Look through the material below for "Colorway". Copy every line that contains it.
........
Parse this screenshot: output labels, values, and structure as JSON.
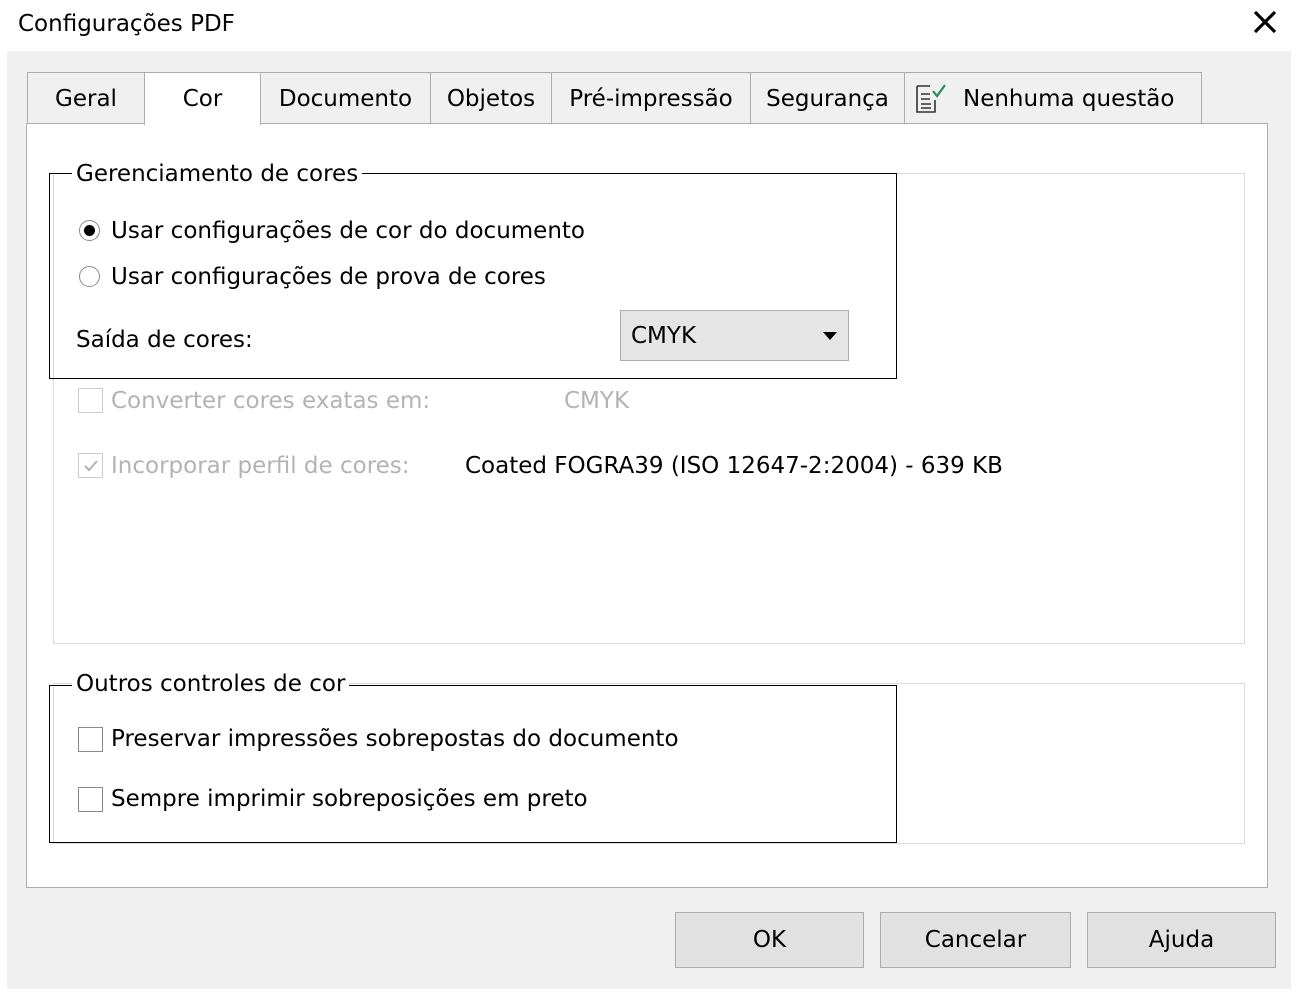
{
  "window": {
    "title": "Configurações PDF"
  },
  "tabs": [
    {
      "label": "Geral"
    },
    {
      "label": "Cor"
    },
    {
      "label": "Documento"
    },
    {
      "label": "Objetos"
    },
    {
      "label": "Pré-impressão"
    },
    {
      "label": "Segurança"
    },
    {
      "label": "Nenhuma questão",
      "icon": "checklist-icon"
    }
  ],
  "active_tab": "Cor",
  "color_management": {
    "legend": "Gerenciamento de cores",
    "radio_document": {
      "label": "Usar configurações de cor do documento",
      "checked": true
    },
    "radio_proof": {
      "label": "Usar configurações de prova de cores",
      "checked": false
    },
    "output_label": "Saída de cores:",
    "output_value": "CMYK",
    "convert_spot": {
      "label": "Converter cores exatas em:",
      "value": "CMYK",
      "checked": false,
      "enabled": false
    },
    "embed_profile": {
      "label": "Incorporar perfil de cores:",
      "value": "Coated FOGRA39 (ISO 12647-2:2004) - 639 KB",
      "checked": true,
      "enabled": false
    }
  },
  "other_controls": {
    "legend": "Outros controles de cor",
    "preserve_overprints": {
      "label": "Preservar impressões sobrepostas do documento",
      "checked": false
    },
    "always_overprint_black": {
      "label": "Sempre imprimir sobreposições em preto",
      "checked": false
    }
  },
  "buttons": {
    "ok": "OK",
    "cancel": "Cancelar",
    "help": "Ajuda"
  },
  "colors": {
    "window_bg": "#f0f0f0",
    "panel_bg": "#ffffff",
    "border": "#adadad",
    "disabled_text": "#b3b3b3",
    "check_green": "#2e8b57"
  }
}
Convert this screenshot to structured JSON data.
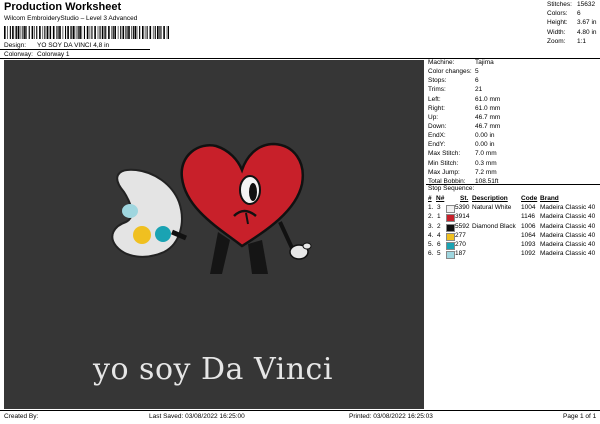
{
  "header": {
    "title": "Production Worksheet",
    "subtitle": "Wilcom EmbroideryStudio – Level 3 Advanced",
    "design_label": "Design:",
    "design_value": "YO SOY DA VINCI 4,8 in",
    "colorway_label": "Colorway:",
    "colorway_value": "Colorway 1"
  },
  "stats": [
    {
      "label": "Stitches:",
      "value": "15632"
    },
    {
      "label": "Colors:",
      "value": "6"
    },
    {
      "label": "Height:",
      "value": "3.67 in"
    },
    {
      "label": "Width:",
      "value": "4.80 in"
    },
    {
      "label": "Zoom:",
      "value": "1:1"
    }
  ],
  "design_text": "yo soy Da Vinci",
  "machine_params": [
    {
      "label": "Machine:",
      "value": "Tajima"
    },
    {
      "label": "Color changes:",
      "value": "5"
    },
    {
      "label": "Stops:",
      "value": "6"
    },
    {
      "label": "Trims:",
      "value": "21"
    },
    {
      "label": "Left:",
      "value": "61.0 mm"
    },
    {
      "label": "Right:",
      "value": "61.0 mm"
    },
    {
      "label": "Up:",
      "value": "46.7 mm"
    },
    {
      "label": "Down:",
      "value": "46.7 mm"
    },
    {
      "label": "EndX:",
      "value": "0.00 in"
    },
    {
      "label": "EndY:",
      "value": "0.00 in"
    },
    {
      "label": "Max Stitch:",
      "value": "7.0 mm"
    },
    {
      "label": "Min Stitch:",
      "value": "0.3 mm"
    },
    {
      "label": "Max Jump:",
      "value": "7.2 mm"
    },
    {
      "label": "Total Bobbin:",
      "value": "108.51ft"
    }
  ],
  "stop_sequence": {
    "title": "Stop Sequence:",
    "headers": {
      "num": "#",
      "n": "N#",
      "st": "St.",
      "desc": "Description",
      "code": "Code",
      "brand": "Brand"
    },
    "rows": [
      {
        "num": "1.",
        "n": "3",
        "color": "#f2f2f2",
        "st": "5390",
        "desc": "Natural White",
        "code": "1004",
        "brand": "Madeira Classic 40"
      },
      {
        "num": "2.",
        "n": "1",
        "color": "#c8202a",
        "st": "3914",
        "desc": "",
        "code": "1146",
        "brand": "Madeira Classic 40"
      },
      {
        "num": "3.",
        "n": "2",
        "color": "#111111",
        "st": "5592",
        "desc": "Diamond Black",
        "code": "1006",
        "brand": "Madeira Classic 40"
      },
      {
        "num": "4.",
        "n": "4",
        "color": "#f0c020",
        "st": "277",
        "desc": "",
        "code": "1064",
        "brand": "Madeira Classic 40"
      },
      {
        "num": "5.",
        "n": "6",
        "color": "#1aa3b3",
        "st": "270",
        "desc": "",
        "code": "1093",
        "brand": "Madeira Classic 40"
      },
      {
        "num": "6.",
        "n": "5",
        "color": "#9fd6df",
        "st": "187",
        "desc": "",
        "code": "1092",
        "brand": "Madeira Classic 40"
      }
    ]
  },
  "footer": {
    "created_by": "Created By:",
    "last_saved": "Last Saved: 03/08/2022 16:25:00",
    "printed": "Printed: 03/08/2022 16:25:03",
    "page": "Page 1 of 1"
  }
}
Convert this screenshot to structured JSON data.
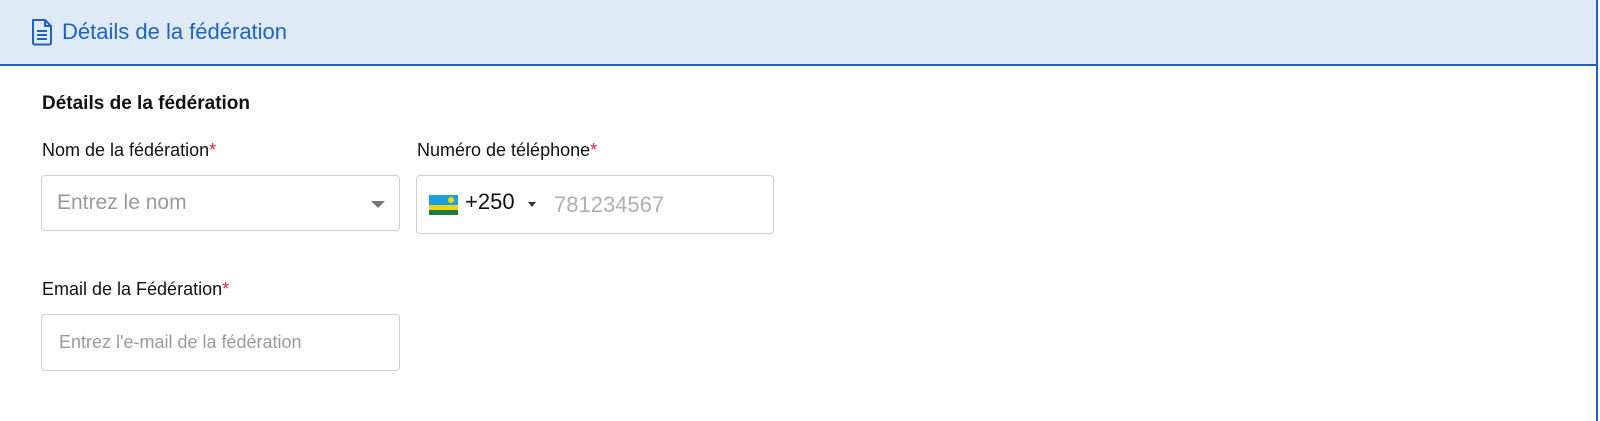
{
  "header": {
    "title": "Détails de la fédération",
    "icon": "document-icon"
  },
  "section": {
    "title": "Détails de la fédération"
  },
  "form": {
    "name_label": "Nom de la fédération",
    "name_placeholder": "Entrez le nom",
    "phone_label": "Numéro de téléphone",
    "phone_country_flag": "rwanda-flag-icon",
    "phone_dial_code": "+250",
    "phone_placeholder": "781234567",
    "email_label": "Email de la Fédération",
    "email_placeholder": "Entrez l'e-mail de la fédération",
    "required_marker": "*"
  },
  "colors": {
    "accent": "#1f62c4",
    "header_bg": "#deebf7",
    "required": "#e0253b"
  }
}
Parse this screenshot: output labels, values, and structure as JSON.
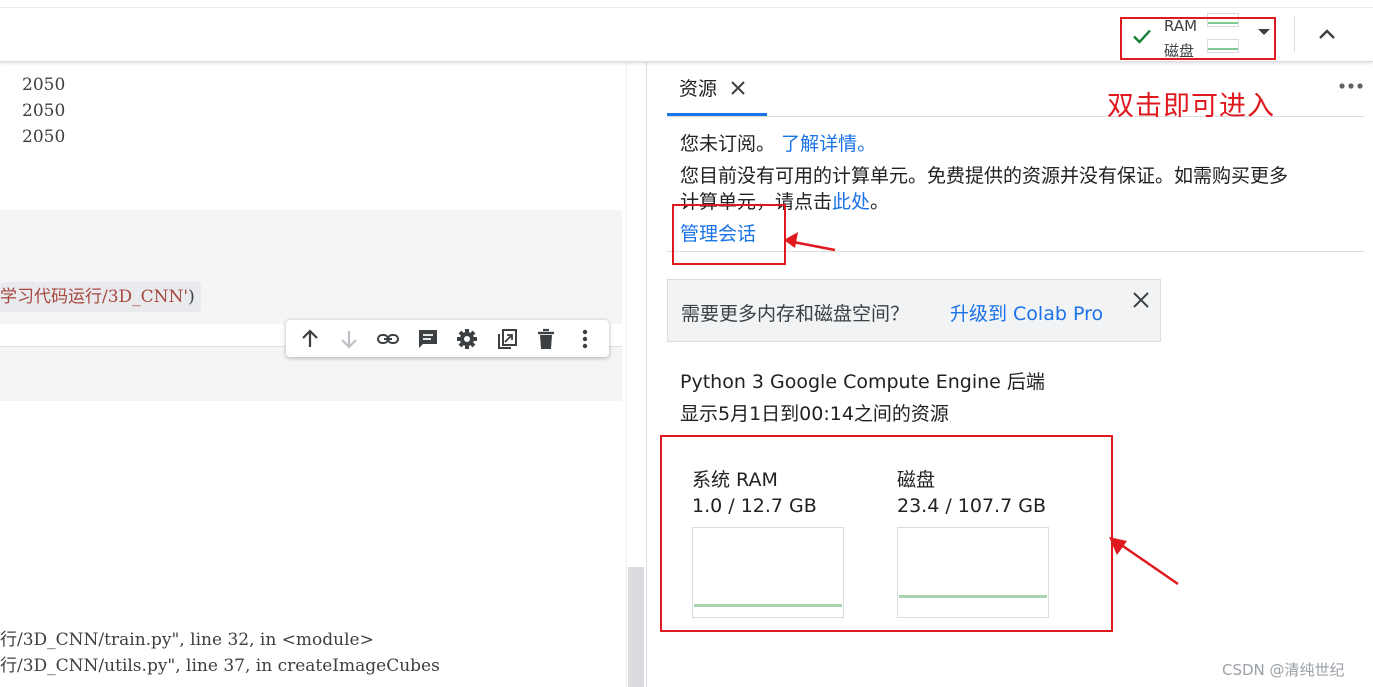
{
  "topbar": {
    "resources": {
      "ram_label": "RAM",
      "disk_label": "磁盘",
      "status_icon": "check-icon",
      "dropdown_icon": "caret-down-icon"
    },
    "collapse_icon": "chevron-up-icon"
  },
  "annotation": {
    "text": "双击即可进入",
    "color": "#e0191f"
  },
  "notebook": {
    "output_lines": [
      "2050",
      "2050",
      "2050"
    ],
    "code_snippet": "学习代码运行/3D_CNN'",
    "code_snippet_close": ")",
    "cell_toolbar": [
      "arrow-up-icon",
      "arrow-down-icon",
      "link-icon",
      "comment-icon",
      "gear-icon",
      "mirror-cell-icon",
      "delete-icon",
      "more-vert-icon"
    ],
    "traceback": [
      "行/3D_CNN/train.py\", line 32, in <module>",
      "行/3D_CNN/utils.py\", line 37, in createImageCubes"
    ]
  },
  "panel": {
    "tab_label": "资源",
    "subscription": {
      "text": "您未订阅。",
      "link": "了解详情。"
    },
    "compute_units": {
      "line1": "您目前没有可用的计算单元。免费提供的资源并没有保证。如需购买更多",
      "line2_prefix": "计算单元，请点击",
      "line2_link": "此处",
      "line2_suffix": "。"
    },
    "manage_sessions": "管理会话",
    "upgrade": {
      "text": "需要更多内存和磁盘空间？",
      "link": "升级到 Colab Pro"
    },
    "backend": "Python 3 Google Compute Engine 后端",
    "time_range": "显示5月1日到00:14之间的资源",
    "meters": [
      {
        "label": "系统 RAM",
        "value": "1.0 / 12.7 GB",
        "fraction": 0.079
      },
      {
        "label": "磁盘",
        "value": "23.4 / 107.7 GB",
        "fraction": 0.217
      }
    ]
  },
  "watermark": "CSDN @清纯世纪"
}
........
§ **Answer below**:
    "colorway_label": "Colorway:",
    "colorway_value": "Colorway 1"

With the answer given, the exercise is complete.